On June 27, Chairman Bill Gates of Microsoft shifts from five days a week to one. It will be the end of a long era in the PC industry, and one of the longest continuous periods of leadership for an tech industry entrepreneur.

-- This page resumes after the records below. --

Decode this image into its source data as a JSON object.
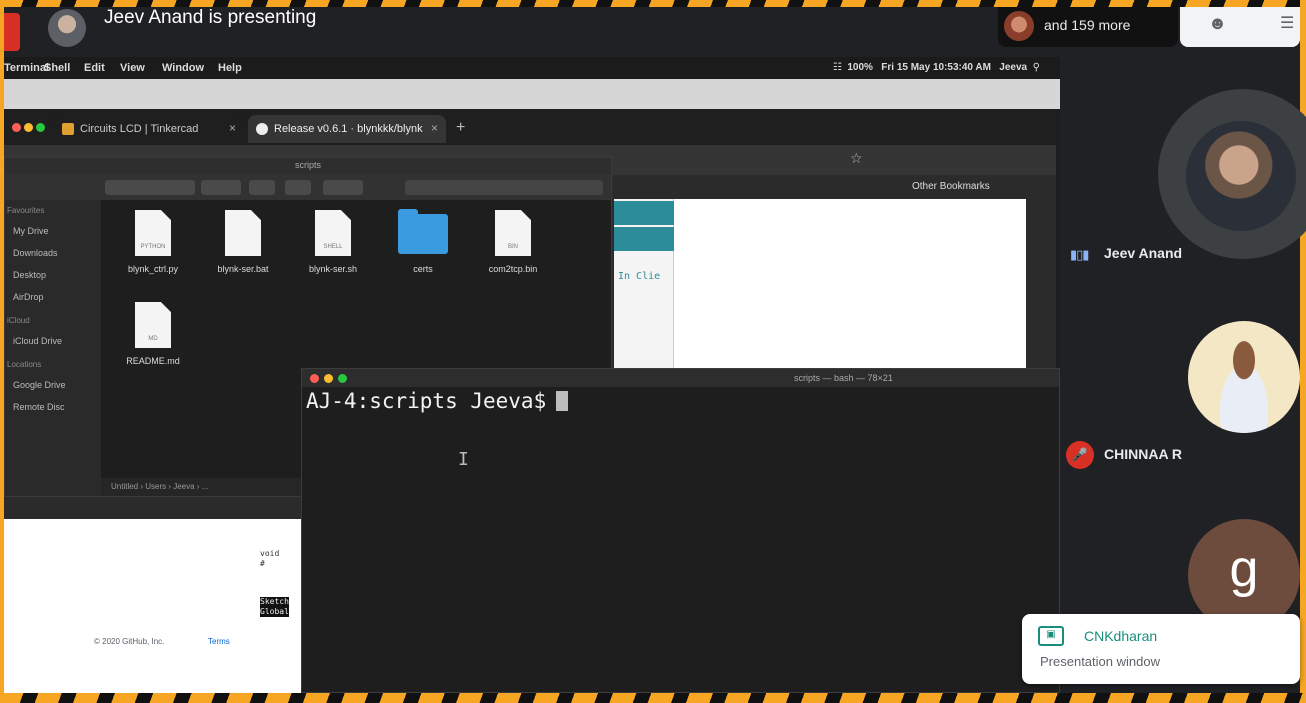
{
  "meet": {
    "presenting_text": "Jeev Anand is presenting",
    "participants_more": "and 159 more"
  },
  "mac_menubar": {
    "items": [
      "Terminal",
      "Shell",
      "Edit",
      "View",
      "Window",
      "Help"
    ],
    "battery": "100%",
    "datetime": "Fri 15 May 10:53:40 AM",
    "user": "Jeeva"
  },
  "chrome": {
    "tabs": [
      {
        "label": "Circuits LCD | Tinkercad"
      },
      {
        "label": "Release v0.6.1 · blynkkk/blynk"
      }
    ],
    "bookmarks_label": "Other Bookmarks",
    "page_code_snippet": "In Clie"
  },
  "finder": {
    "title": "scripts",
    "sidebar": [
      {
        "label": "Favourites",
        "header": true
      },
      {
        "label": "My Drive"
      },
      {
        "label": "Downloads"
      },
      {
        "label": "Desktop"
      },
      {
        "label": "AirDrop"
      },
      {
        "label": "iCloud",
        "header": true
      },
      {
        "label": "iCloud Drive"
      },
      {
        "label": "Locations",
        "header": true
      },
      {
        "label": "Google Drive"
      },
      {
        "label": "Remote Disc"
      }
    ],
    "files": [
      {
        "name": "blynk_ctrl.py",
        "kind": "doc",
        "ext": "PYTHON"
      },
      {
        "name": "blynk-ser.bat",
        "kind": "doc",
        "ext": ""
      },
      {
        "name": "blynk-ser.sh",
        "kind": "doc",
        "ext": "SHELL"
      },
      {
        "name": "certs",
        "kind": "folder",
        "ext": ""
      },
      {
        "name": "com2tcp.bin",
        "kind": "doc",
        "ext": "BIN"
      },
      {
        "name": "README.md",
        "kind": "doc",
        "ext": "MD"
      }
    ],
    "path_bar": "Untitled › Users › Jeeva › ..."
  },
  "github_page": {
    "footer_copyright": "© 2020 GitHub, Inc.",
    "footer_terms": "Terms",
    "code_lines": [
      "void",
      "#",
      "Sketch",
      "Global"
    ]
  },
  "terminal": {
    "title": "scripts — bash — 78×21",
    "prompt": "AJ-4:scripts Jeeva$"
  },
  "participants": [
    {
      "name": "Jeev Anand",
      "status": "speaking"
    },
    {
      "name": "CHINNAA R",
      "status": "muted"
    },
    {
      "name": "",
      "initial": "g"
    }
  ],
  "toast": {
    "name": "CNKdharan",
    "subtitle": "Presentation window"
  },
  "colors": {
    "accent_orange": "#f6a623",
    "meet_red": "#d93025",
    "teal": "#1a8c7c"
  }
}
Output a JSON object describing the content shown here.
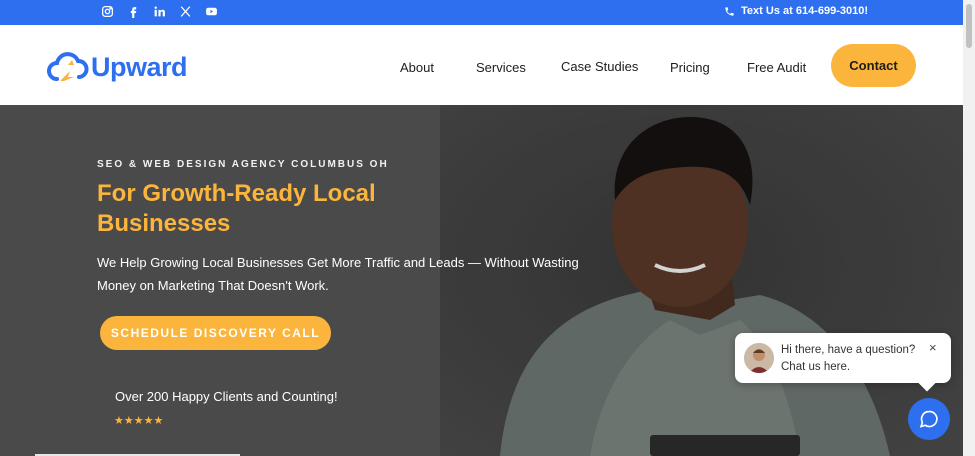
{
  "topbar": {
    "social": [
      "instagram-icon",
      "facebook-icon",
      "linkedin-icon",
      "x-icon",
      "youtube-icon"
    ],
    "phone": "Text Us at 614-699-3010!"
  },
  "header": {
    "logo_text": "Upward",
    "nav": [
      "About",
      "Services",
      "Case Studies",
      "Pricing",
      "Free Audit"
    ],
    "contact_label": "Contact"
  },
  "hero": {
    "eyebrow": "SEO & WEB DESIGN AGENCY COLUMBUS OH",
    "title": "For Growth-Ready Local Businesses",
    "subtitle": "We Help Growing Local Businesses Get More Traffic and Leads — Without Wasting Money on Marketing That Doesn't Work.",
    "cta_label": "SCHEDULE DISCOVERY CALL",
    "clients_text": "Over 200 Happy Clients and Counting!",
    "stars": "★★★★★",
    "rating": 5
  },
  "chat": {
    "message": "Hi there, have a question? Chat us here.",
    "close": "×"
  },
  "colors": {
    "brand_blue": "#2e6ff0",
    "accent_yellow": "#fbb53c",
    "hero_bg": "#4a4a4a"
  }
}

Ken Olsen of DEC comes to mind, but like Scott McNealy of Sun, it didn‘t end well; I suppose Larry Ellison will hang on for a few more years, just for the bragging rights over his über-nemesis.

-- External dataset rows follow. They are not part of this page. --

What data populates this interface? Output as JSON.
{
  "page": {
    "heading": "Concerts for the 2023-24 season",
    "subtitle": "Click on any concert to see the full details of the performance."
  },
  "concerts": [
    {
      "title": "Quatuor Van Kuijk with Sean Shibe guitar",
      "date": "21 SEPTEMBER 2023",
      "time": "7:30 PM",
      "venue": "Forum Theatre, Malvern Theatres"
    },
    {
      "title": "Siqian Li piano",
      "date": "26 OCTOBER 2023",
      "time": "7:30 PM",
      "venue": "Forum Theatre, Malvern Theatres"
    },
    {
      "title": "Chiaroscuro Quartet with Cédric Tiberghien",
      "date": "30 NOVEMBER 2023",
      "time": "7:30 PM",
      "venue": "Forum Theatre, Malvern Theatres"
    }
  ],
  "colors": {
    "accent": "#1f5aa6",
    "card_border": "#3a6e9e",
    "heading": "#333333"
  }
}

|Thursday morning, the WSJ had a long article on the close (but occasionally testy) relationship between Gates and his Harvard poker buddy, Steve Ballmer. (Official copy here, unofficial copy here).|
There were some interesting revelations (like an abandoned attempt to buy SAP in 2003) and some familiar stories (like the role of Ray Ozzie in taking over Gates’ technical leadership of Microsoft, or Microsoft killing NetDocs long before Google documents came along). But the big point was the difficulty of Gates letting go:
Eventually, in January 2000, he gave his chief executive title to Mr. Ballmer. Mr. Gates became Microsoft's "chief software architect," a new position that, in theory, was below that of Mr. Ballmer.Normally industry foes think of Ballmer as the prince of darkness — as with his famous “Linux is a cancer” comment. However, the article specifically said Ballmer “worked to settle Microsoft’s many lawsuits, taking a more conciliatory line than Mr. Gates typically had.” That implies that Gates saw the lawsuits as a personal affront to his baby, while Ballmer saw resolving them as just another business problem.
Soon, the two men clashed as Mr. Ballmer tried to assert himself in his new job. As the firm's iconic leader, Mr. Gates still held sway that wasn't tied to a title: In meetings Mr. Gates would interject with sarcasm, undermining Mr. Ballmer in front of other executives, Mr. Gates and other Microsoft executives say.
Mr. Gates concluded that it was he who needed to change most. "Steve is all about being on the team, and being committed to the mutual goals," Mr. Gates said. "So I had to figure out, what are my behaviors that don't reinforce that? What is it about sarcasm in a meeting?" he said. "Or just going, 'This is completely screwed up'?"
Mr. Ballmer says that, as the top executive, he had to learn when to override decisions and when to just "let things go," he said. "We got it figured out," he said.
Soon, Mr. Gates started to hold back negative comments in meetings. During one deliberation among the executives who reported directly to Mr. Ballmer, Mr. Gates deferred to Mr. Ballmer on an important decision, prompting Microsoft executives to silently glance at each other with surprise, recalls Microsoft Vice President Mich Matthews.
While there were interesting revelations, most of it was about the former CEO, who (supposedly) will be letting go in three weeks. It wasn’t as though there were great intimate insights into what makes Ballmer or Ozzie tick.
The other interesting post is from my friend, Prof. Shane Greenstein of the Kellogg School. Shane has a regular column in IEEE Micro, has penned a two-part retrospective on the three decades of Gates’ tenure. The basic question is: was Gates smart or just lucky? Shane leans towards the latter, but comes down firmly on the side of those who see Microsoft as abusing its market power over the past decade.
Here is Shane’s conclusion:
There is one enormous irony in the long arc of Gates’ managerial career. His temperament, savvy, and intellectual breadth are qualities that would have made him an extraordinary serial entrepreneur, founding one organization after another. Yet, the road he traveled was quite different: continual employment at a single firm for over 30 years.This also came up during the panel discussion Monday — Microsoft’s impression of its dominance lagging the reality until it was forced by various courts to back down.
That ultimately led to new types of challenges in a corporate setting and the singular tragedy of Gates’ career. He tried to retain the unqualified self-serving approach that had worked so well for him as an entrepreneur, even when the actions of a dominant firm required a different touch.
Microsoft still has persistence, so if it can convince industry (and government) that it’s tamed its ruthless streak, perhaps it still has a few good years in front of it.